Shortly after Youth Mode was released, the term Normcore slipped its leash and exploded into the mainstream as a descriptor of a decidedly Mass Indie adoption of Acting Basic, with The Cut using it to describe the trend towards basic, unisex fashions. While K-HOLE can’t be held responsible for the term’s later abuse, it does demonstrate another trend, as old as post-war consumer boom itself, towards capitalism’s ability to constantly recuperate criticism into itself. K-HOLE’s reports help elucidate aspects of a contemporary neoliberal subjectivity where trends shift so fast old models of subculture can no longer meaningfully apply to them; instead, the affective conditions they arise from, and produce, is critiqued in commercial forms that otherwise fail to illuminate. Rather than trends being about what products we like, K-HOLE shows them as how we like—as ways of being. It is telling, then, that the subject of K-HOLE #5 was “doubt”. With the tagline “Seeing the future ≠ changing the future”—a wry nod to their own impotence over the idea of Normcore—the group used the language of the ongoing magical renaissance to ask whether brands use magic, and, more importantly, do K-HOLE use magic?        

Looking back over the out-of-control successes of the previous four iterations, #5 acknowledged that, whether it’s branding, forecasting or divination, it is in the exchange of shared belief that a collective can find meaning—trumping any truth-claim by the creative force.
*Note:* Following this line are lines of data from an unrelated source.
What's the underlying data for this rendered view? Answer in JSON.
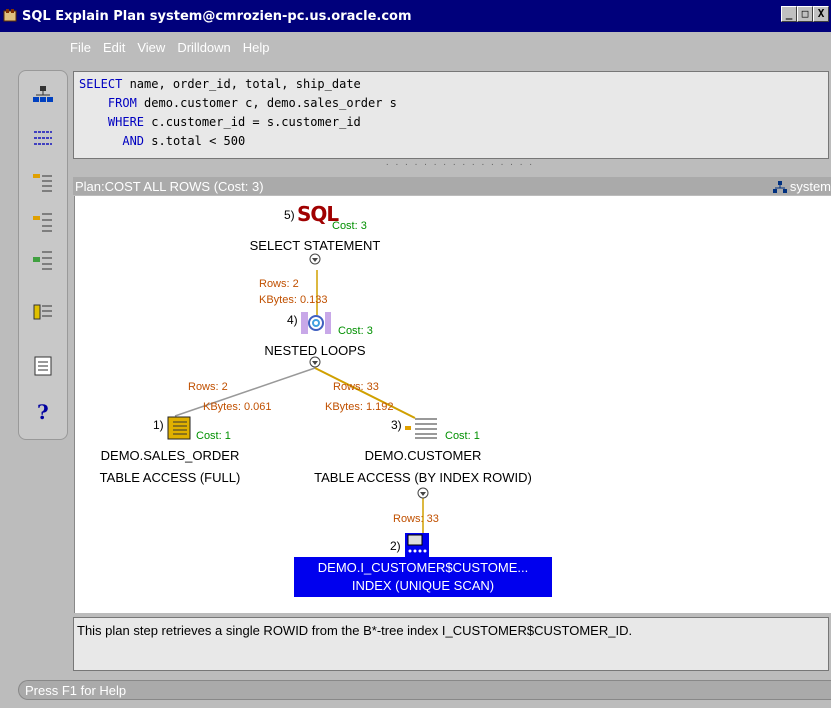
{
  "window": {
    "title": "SQL Explain Plan system@cmrozien-pc.us.oracle.com",
    "min": "_",
    "max": "□",
    "close": "X"
  },
  "menu": [
    "File",
    "Edit",
    "View",
    "Drilldown",
    "Help"
  ],
  "sql": {
    "line1_kw": "SELECT",
    "line1_rest": " name, order_id, total, ship_date",
    "line2_kw": "FROM",
    "line2_rest": " demo.customer c, demo.sales_order s",
    "line3_kw": "WHERE",
    "line3_rest": " c.customer_id = s.customer_id",
    "line4_kw": "AND",
    "line4_rest": " s.total < 500"
  },
  "plan": {
    "header": "Plan:COST ALL ROWS (Cost: 3)",
    "connection": "system",
    "nodes": {
      "n5": {
        "num": "5)",
        "sql_logo": "SQL",
        "cost": "Cost: 3",
        "label": "SELECT STATEMENT"
      },
      "n4": {
        "num": "4)",
        "cost": "Cost: 3",
        "label": "NESTED LOOPS"
      },
      "n1": {
        "num": "1)",
        "cost": "Cost: 1",
        "label1": "DEMO.SALES_ORDER",
        "label2": "TABLE ACCESS (FULL)"
      },
      "n3": {
        "num": "3)",
        "cost": "Cost: 1",
        "label1": "DEMO.CUSTOMER",
        "label2": "TABLE ACCESS (BY INDEX ROWID)"
      },
      "n2": {
        "num": "2)",
        "label1": "DEMO.I_CUSTOMER$CUSTOME...",
        "label2": "INDEX (UNIQUE SCAN)"
      }
    },
    "edges": {
      "e54_rows": "Rows: 2",
      "e54_kb": "KBytes: 0.133",
      "e41_rows": "Rows: 2",
      "e41_kb": "KBytes: 0.061",
      "e43_rows": "Rows: 33",
      "e43_kb": "KBytes: 1.192",
      "e32_rows": "Rows: 33"
    }
  },
  "description": "This plan step retrieves a single ROWID from the B*-tree index I_CUSTOMER$CUSTOMER_ID.",
  "status": "Press F1 for Help",
  "icons": [
    "tree-view-icon",
    "list-view-icon",
    "step-in-icon",
    "step-out-icon",
    "step-prev-icon",
    "summary-icon",
    "report-icon",
    "help-icon"
  ]
}
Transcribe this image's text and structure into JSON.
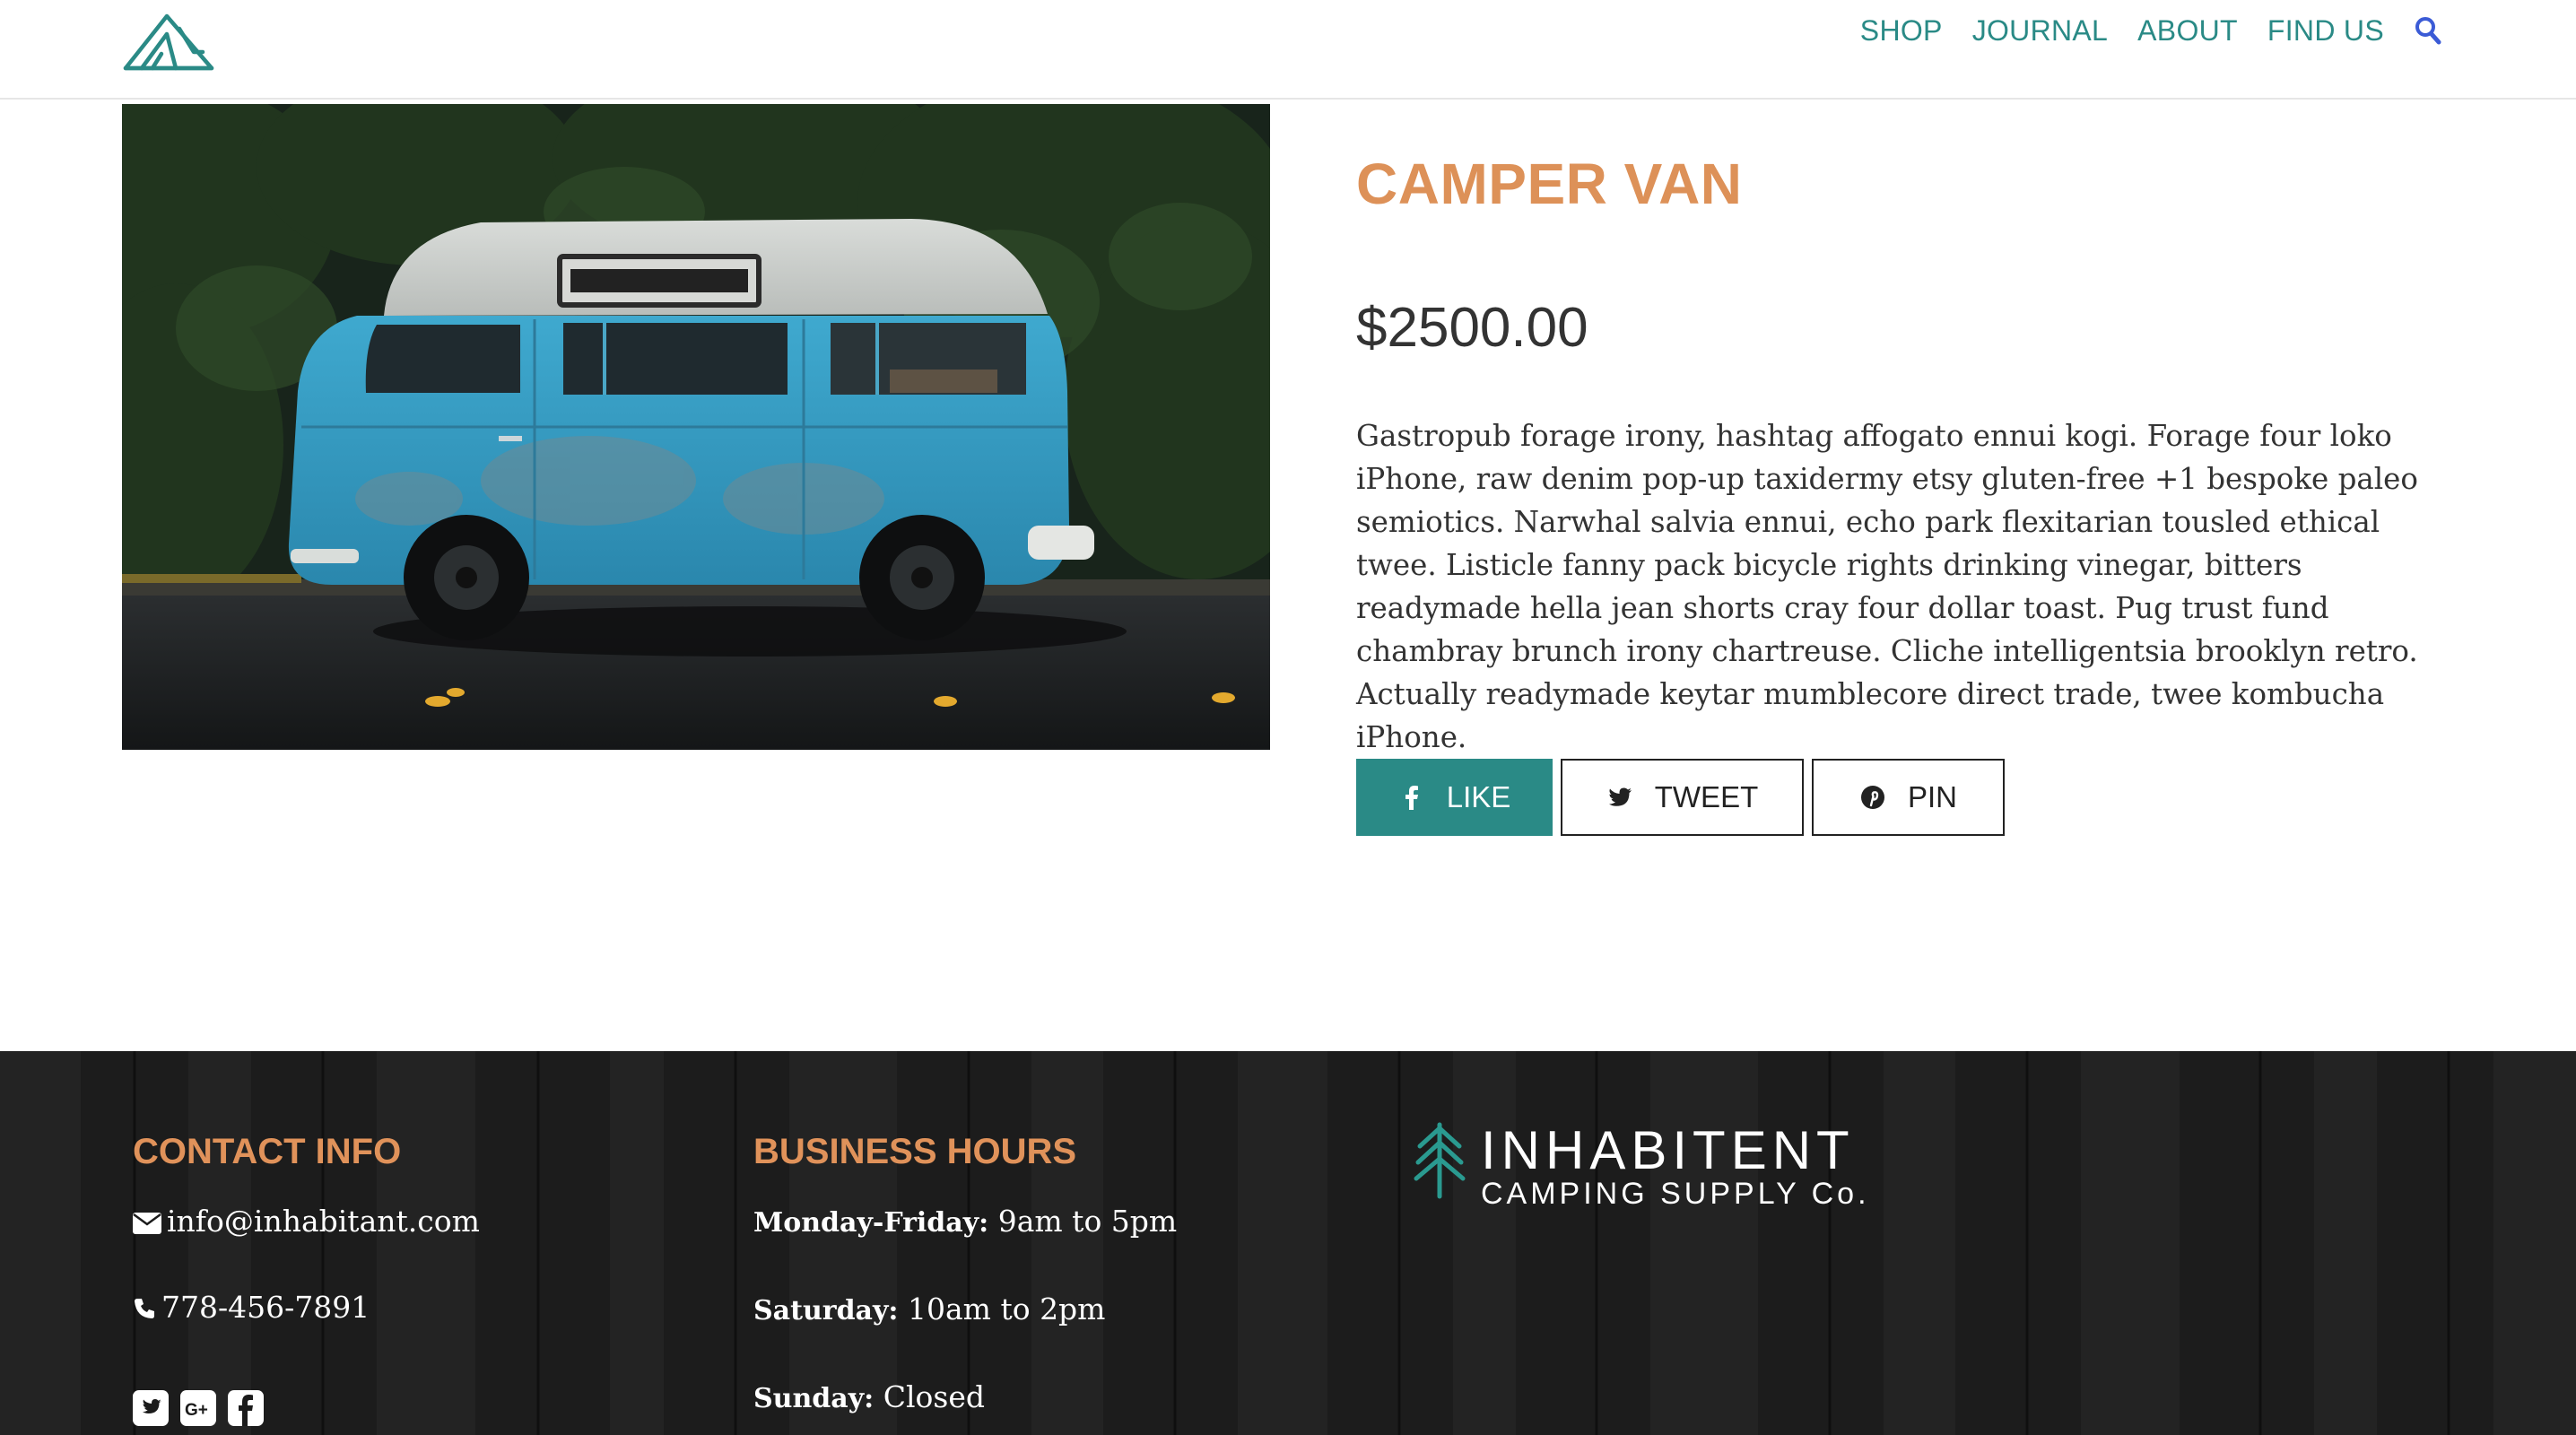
{
  "header": {
    "logo_alt": "tent-logo",
    "nav": [
      {
        "label": "SHOP"
      },
      {
        "label": "JOURNAL"
      },
      {
        "label": "ABOUT"
      },
      {
        "label": "FIND US"
      }
    ],
    "search_icon": "search-icon"
  },
  "product": {
    "title": "CAMPER VAN",
    "price": "$2500.00",
    "description": "Gastropub forage irony, hashtag affogato ennui kogi. Forage four loko iPhone, raw denim pop-up taxidermy etsy gluten-free +1 bespoke paleo semiotics. Narwhal salvia ennui, echo park flexitarian tousled ethical twee. Listicle fanny pack bicycle rights drinking vinegar, bitters readymade hella jean shorts cray four dollar toast. Pug trust fund chambray brunch irony chartreuse. Cliche intelligentsia brooklyn retro. Actually readymade keytar mumblecore direct trade, twee kombucha iPhone.",
    "share": {
      "like": "LIKE",
      "tweet": "TWEET",
      "pin": "PIN"
    }
  },
  "footer": {
    "contact": {
      "heading": "CONTACT INFO",
      "email": "info@inhabitant.com",
      "phone": "778-456-7891"
    },
    "hours": {
      "heading": "BUSINESS HOURS",
      "rows": [
        {
          "day": "Monday-Friday:",
          "time": "9am to 5pm"
        },
        {
          "day": "Saturday:",
          "time": "10am to 2pm"
        },
        {
          "day": "Sunday:",
          "time": "Closed"
        }
      ]
    },
    "brand": {
      "name": "INHABITENT",
      "sub": "CAMPING SUPPLY Co."
    }
  },
  "colors": {
    "accent": "#2a8a86",
    "orange": "#dd9158",
    "text": "#333333",
    "footer_bg": "#1b1b1b"
  }
}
K-HOLE’s ability to “see the future” through forecasting meant little in comparison to the way their ideas were consumed by the plebeians, whose shared interpretation of the signs was so powerful as to trump any guidance offered by the augurs, leaving the artists wracked with doubt, unsure of the purpose or future direction of the project.